He stood silently in the elevator as the floor numbers scrolled down.
For the next eighteen months, I was a part of this unusual and extraordinary journey. I would be around Trump nearly everyday— serving at various times as a communications adviser, a producer, a confidant, an errand boy, and a punching bag. Sometimes all on the same day. Sometimes all in the same conversation. In an ordinary White House, a young communications staffer wouldn’t have such access. But because Trump liked and trusted me, I found myself sitting in on meetings with foreign leaders, private conversations with his family, and discussions with the top leaders of Congress. I was a fly on the wall as history unfolded before my eyes. And I took notes, as part of my job. Lots and lots of notes. A first draft of history written in real time.

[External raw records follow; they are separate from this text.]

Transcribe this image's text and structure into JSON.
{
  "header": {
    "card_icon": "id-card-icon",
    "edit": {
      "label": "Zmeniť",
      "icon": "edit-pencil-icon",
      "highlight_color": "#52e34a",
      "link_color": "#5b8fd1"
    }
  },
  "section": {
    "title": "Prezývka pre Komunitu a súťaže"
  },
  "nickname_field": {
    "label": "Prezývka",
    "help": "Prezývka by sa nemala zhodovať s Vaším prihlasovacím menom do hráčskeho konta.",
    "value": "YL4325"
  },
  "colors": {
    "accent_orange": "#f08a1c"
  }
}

This is what I saw. It is the story of an unlikely—and unusual—President, whose extraordinary talents were in constant competition with glaring flaws that sometimes bordered on self-sabotage. I saw that battle firsthand. This is the story of a ragtag band of political outsiders who stormed the White House, and of staffers who couldn’t seem to decide whether serving their country meant serving their President or undermining him. And this is also a very personal story of a Southerner who came to Washington with high expectations, only to leave the White House uncertain of whether anything I did really mattered, or whether I lost myself along the way.
In some ways I found Washington to be exactly what most voters seem to think it is: a cesspool of preening and weak politicians, moralizing and selectively outraged journalists, and staffers more worried about the trajectory of their careers than that of the country. Sometimes I was one of them. It was a constant struggle between my conscience, my principles, and a culture that often asked you to compromise both. And sometimes I did. I experienced the intoxicating effects of power and the astonishing lengths to which people, myself included, will go to hold on to it. But I also found public servants, toiling away outside of the spotlight, devoting their lives to the continuation and success of the American experiment. Sometimes I was one of them, too.
I want to show readers how it really was as I saw it firsthand—the highs and lows, the triumphs, struggles, outrages, and embarrassing failures. I experienced them all. And now you can, too.